One of the first things that struck me was the imprecision of pain. “One a scale of 1 to 10, how does it feel?” How are you supposed to know what a 10 is? For women who have given birth the doctor will say, “assume that childbirth was a 10”, but it’s not always that simple. The author of the article talks about his wife who had pancreatitis and woke up with a pain that “made her howl like a tortured witch facedown on a bonfire.” I have some personal experience with pancreatitis so I can picture a 10 on the pain scale and, yeah, the description feels quite appropriate.
But is pain as simple as that? As simple as a number from 1 to 10? The Nuffield Professor of Anaesthetic Science, Professor Irene Tracey (the Queen of Pain), says that for people who have not given birth “Imagine you’ve slammed your hand in a car door – that’s 10.” I’ve done that as well. It was nowhere near the level of pain I experienced with pancreatitis. Hand in a car door? That’s a seven, maybe an eight.
So when someone says “how bad does it hurt” and then gives you a scale of 1 to 10, it’s pretty hard to come up with an appropriate answer. When you are experiencing the most pain you have experienced, it is a 10. But when you’ve experienced something more painful it might only be a six. The other person, not having your experience (stubbed toe is the highlight of their pain) may think that a six is okay and that the pain is not that bad. But it is.
Context (experience) is everything.

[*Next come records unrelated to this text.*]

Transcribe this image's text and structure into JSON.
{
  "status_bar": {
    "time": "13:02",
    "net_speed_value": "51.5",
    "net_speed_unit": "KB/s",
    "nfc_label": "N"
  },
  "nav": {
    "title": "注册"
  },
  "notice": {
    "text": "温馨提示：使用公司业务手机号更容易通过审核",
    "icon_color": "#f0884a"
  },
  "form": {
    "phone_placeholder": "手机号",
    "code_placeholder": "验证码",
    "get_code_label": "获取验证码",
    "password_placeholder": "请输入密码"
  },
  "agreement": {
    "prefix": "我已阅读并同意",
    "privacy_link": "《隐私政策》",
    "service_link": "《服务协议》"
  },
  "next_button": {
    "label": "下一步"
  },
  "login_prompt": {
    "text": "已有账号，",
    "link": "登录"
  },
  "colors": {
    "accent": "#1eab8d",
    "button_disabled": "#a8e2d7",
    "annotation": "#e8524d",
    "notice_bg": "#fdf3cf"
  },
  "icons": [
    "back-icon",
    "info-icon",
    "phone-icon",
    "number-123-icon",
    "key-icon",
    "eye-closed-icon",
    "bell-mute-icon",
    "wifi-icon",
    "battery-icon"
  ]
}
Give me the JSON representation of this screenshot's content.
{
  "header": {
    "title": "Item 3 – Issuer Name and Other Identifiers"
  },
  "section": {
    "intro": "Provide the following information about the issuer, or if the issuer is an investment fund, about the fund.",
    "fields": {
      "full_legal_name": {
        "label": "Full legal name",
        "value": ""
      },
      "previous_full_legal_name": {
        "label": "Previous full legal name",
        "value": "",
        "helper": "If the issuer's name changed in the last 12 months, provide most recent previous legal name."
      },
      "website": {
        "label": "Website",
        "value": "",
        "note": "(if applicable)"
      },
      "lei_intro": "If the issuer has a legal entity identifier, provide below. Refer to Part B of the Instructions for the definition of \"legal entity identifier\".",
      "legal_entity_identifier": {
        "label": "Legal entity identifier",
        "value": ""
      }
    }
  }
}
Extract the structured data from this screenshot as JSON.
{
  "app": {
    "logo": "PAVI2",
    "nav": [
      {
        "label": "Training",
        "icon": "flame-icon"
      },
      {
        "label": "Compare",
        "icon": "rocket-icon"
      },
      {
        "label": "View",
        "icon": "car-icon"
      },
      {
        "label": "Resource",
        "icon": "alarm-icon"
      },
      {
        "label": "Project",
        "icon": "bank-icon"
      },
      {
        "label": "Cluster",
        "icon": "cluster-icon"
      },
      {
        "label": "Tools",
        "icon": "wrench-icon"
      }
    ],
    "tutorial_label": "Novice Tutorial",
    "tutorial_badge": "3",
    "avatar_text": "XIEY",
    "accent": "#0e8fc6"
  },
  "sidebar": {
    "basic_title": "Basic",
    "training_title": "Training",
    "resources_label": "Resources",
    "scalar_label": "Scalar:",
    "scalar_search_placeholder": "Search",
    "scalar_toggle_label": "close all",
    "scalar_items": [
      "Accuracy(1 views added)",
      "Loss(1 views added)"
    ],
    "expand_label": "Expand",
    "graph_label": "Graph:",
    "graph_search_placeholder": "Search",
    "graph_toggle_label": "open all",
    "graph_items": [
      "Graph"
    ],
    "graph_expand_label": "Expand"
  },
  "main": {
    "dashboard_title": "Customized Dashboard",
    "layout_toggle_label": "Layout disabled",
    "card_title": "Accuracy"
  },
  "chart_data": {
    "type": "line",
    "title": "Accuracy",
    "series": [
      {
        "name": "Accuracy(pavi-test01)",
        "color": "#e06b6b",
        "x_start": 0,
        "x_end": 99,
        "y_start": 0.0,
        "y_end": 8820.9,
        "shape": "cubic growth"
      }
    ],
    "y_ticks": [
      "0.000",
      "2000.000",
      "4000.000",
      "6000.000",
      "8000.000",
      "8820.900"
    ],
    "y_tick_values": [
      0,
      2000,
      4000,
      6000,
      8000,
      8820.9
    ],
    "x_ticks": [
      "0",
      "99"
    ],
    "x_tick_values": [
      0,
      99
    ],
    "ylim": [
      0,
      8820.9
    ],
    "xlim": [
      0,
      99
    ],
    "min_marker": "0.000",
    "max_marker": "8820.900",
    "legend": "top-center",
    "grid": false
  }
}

Without context, we can’t accurately understand each other as human beings. Racism, hatred, all the dark emotions and even the lighter ones, love and joy, all require some context. When you’ve experienced one extreme that opens up your perception to the other extreme. When you’ve experience hatred, love seems so much more exciting and wonderful. When you’ve experienced a deep, personal loss, then joyous moments brighten up your day so much more than before. The more you love someone the more abhorrent hatred of any type seems.
Context is how the same word can mean polar opposites when said by two different people. Context is how we understand the pain that someone is going through. Context is what we need to have when we are solving problems, or the problem we are solving may be the wrong problem.
“Your pain is a six? That’s ibuprofen time.” OR “Your pain is a six? Considering the pain you’ve had in the past that sounds like appendicitis.”